> _Problem statement_: In the listing that follows, how many lines have the word "Replication" in them? Give only the number.

> _Data for review_:
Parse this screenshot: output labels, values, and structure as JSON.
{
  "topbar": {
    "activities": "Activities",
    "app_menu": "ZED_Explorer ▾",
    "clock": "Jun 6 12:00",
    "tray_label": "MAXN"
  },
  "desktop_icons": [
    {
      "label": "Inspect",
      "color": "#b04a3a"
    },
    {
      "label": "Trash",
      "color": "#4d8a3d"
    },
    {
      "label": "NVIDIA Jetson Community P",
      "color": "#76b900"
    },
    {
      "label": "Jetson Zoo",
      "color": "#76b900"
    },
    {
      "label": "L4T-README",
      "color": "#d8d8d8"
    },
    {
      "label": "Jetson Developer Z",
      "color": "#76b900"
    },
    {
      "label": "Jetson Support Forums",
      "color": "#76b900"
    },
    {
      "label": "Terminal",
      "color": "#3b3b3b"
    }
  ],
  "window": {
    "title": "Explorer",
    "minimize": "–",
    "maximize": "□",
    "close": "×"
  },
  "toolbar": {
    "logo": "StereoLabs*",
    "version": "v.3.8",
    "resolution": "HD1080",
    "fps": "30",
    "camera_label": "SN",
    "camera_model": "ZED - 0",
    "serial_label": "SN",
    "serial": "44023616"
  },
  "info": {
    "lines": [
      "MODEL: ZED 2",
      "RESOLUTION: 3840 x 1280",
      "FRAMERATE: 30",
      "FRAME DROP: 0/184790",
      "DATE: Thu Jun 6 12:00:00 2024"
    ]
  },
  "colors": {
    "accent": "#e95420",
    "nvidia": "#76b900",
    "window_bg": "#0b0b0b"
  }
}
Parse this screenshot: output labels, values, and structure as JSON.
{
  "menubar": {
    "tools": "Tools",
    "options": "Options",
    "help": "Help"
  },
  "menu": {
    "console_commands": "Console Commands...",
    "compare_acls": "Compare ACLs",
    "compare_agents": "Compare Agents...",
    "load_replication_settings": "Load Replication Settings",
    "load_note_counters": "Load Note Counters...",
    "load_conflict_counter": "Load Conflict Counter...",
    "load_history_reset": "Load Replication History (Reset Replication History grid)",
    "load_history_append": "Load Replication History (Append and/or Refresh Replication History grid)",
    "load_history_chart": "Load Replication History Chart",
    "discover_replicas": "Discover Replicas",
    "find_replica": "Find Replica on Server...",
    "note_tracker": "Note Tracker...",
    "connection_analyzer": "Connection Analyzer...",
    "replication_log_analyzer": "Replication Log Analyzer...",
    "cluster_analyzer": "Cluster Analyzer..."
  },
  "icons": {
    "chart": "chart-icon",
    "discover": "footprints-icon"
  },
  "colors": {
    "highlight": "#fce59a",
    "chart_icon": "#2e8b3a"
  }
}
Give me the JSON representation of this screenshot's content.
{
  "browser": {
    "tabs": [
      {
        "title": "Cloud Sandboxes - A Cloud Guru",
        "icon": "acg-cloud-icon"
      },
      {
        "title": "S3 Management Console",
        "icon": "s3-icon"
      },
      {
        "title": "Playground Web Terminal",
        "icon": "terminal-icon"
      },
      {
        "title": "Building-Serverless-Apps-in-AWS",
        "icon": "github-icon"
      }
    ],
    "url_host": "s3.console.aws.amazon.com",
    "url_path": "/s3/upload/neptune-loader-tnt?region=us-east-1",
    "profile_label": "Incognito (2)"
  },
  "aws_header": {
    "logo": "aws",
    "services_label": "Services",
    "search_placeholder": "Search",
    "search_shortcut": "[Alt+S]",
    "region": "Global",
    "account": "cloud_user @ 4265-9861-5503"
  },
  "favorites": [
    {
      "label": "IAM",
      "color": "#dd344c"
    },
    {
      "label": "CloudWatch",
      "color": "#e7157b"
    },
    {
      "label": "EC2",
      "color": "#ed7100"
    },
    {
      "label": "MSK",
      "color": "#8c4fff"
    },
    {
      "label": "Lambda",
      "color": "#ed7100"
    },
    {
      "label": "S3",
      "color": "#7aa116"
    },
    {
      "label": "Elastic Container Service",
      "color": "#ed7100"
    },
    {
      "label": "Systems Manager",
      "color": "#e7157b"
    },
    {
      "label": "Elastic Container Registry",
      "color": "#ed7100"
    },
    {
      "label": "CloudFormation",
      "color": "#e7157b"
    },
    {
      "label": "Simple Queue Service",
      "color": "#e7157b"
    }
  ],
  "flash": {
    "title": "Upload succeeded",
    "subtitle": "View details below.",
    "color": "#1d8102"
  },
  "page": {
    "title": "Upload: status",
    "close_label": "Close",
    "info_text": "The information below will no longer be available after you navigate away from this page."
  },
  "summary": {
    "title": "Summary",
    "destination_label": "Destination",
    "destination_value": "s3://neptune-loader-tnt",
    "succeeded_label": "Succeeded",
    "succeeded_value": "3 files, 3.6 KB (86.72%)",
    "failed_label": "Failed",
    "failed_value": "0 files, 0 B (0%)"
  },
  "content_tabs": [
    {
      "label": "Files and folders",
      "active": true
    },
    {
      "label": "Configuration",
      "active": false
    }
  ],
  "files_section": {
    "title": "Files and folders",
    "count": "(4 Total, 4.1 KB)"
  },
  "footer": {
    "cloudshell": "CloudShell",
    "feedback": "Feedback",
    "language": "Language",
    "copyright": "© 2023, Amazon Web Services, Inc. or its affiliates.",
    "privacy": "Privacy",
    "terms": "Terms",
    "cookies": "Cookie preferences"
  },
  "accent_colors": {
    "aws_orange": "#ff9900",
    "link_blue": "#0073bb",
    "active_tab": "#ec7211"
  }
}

> _The answer_: 5